Exercise aim »
Filter the records below for the word "text". Keep each line that has it.

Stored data

======

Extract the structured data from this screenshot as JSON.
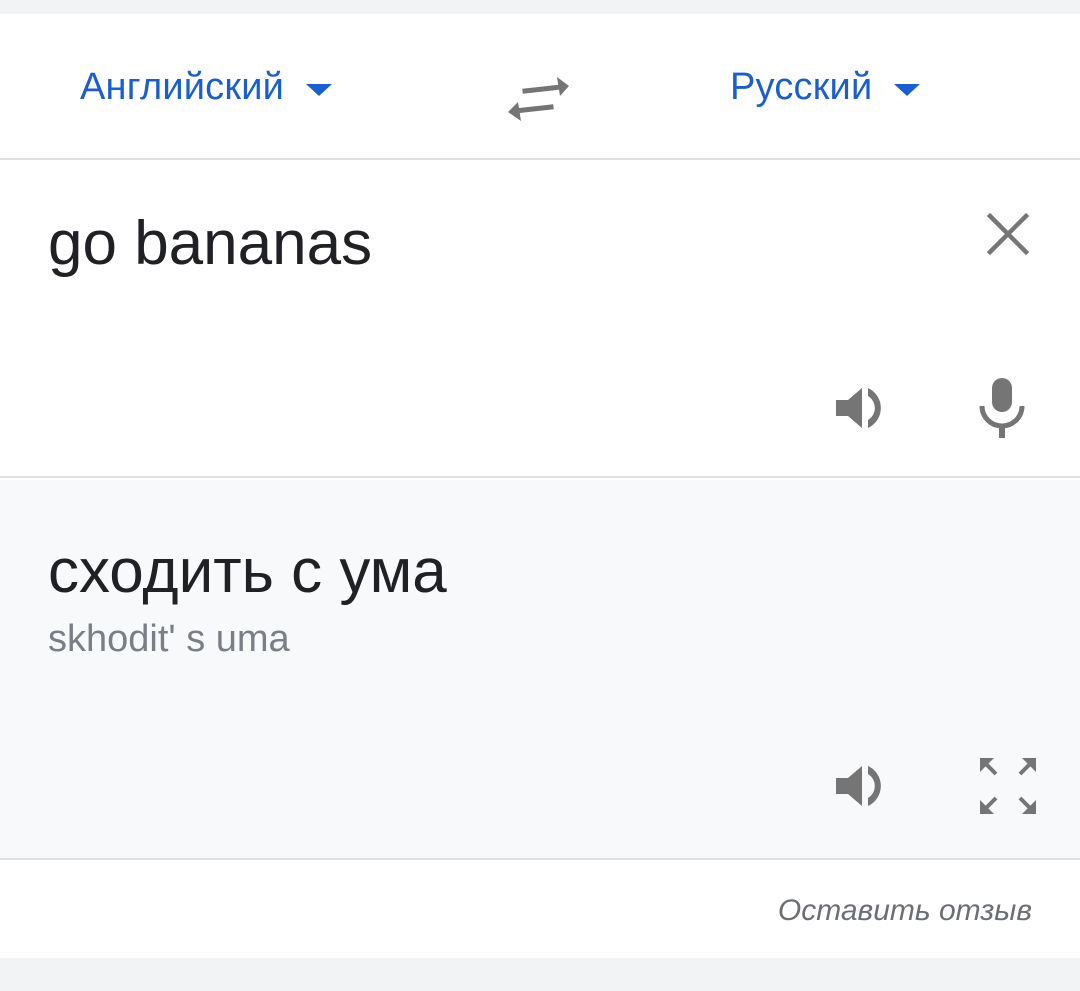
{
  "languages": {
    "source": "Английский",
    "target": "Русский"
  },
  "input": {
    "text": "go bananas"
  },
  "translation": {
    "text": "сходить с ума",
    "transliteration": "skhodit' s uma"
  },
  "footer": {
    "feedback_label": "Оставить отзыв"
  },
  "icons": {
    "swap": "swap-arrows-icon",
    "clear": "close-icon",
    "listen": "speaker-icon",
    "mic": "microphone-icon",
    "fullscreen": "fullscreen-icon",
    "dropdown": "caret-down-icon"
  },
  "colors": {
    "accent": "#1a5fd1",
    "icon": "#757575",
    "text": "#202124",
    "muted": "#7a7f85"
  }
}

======

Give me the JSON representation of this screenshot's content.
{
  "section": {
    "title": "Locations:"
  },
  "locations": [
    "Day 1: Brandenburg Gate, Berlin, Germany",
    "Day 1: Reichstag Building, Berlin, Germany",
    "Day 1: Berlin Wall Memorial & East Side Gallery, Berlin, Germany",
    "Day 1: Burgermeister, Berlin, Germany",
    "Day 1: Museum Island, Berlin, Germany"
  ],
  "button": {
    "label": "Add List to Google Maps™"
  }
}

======

Answer box »
    "text": "go bananas"
    "text": "сходить с ума",
    "text": "#202124",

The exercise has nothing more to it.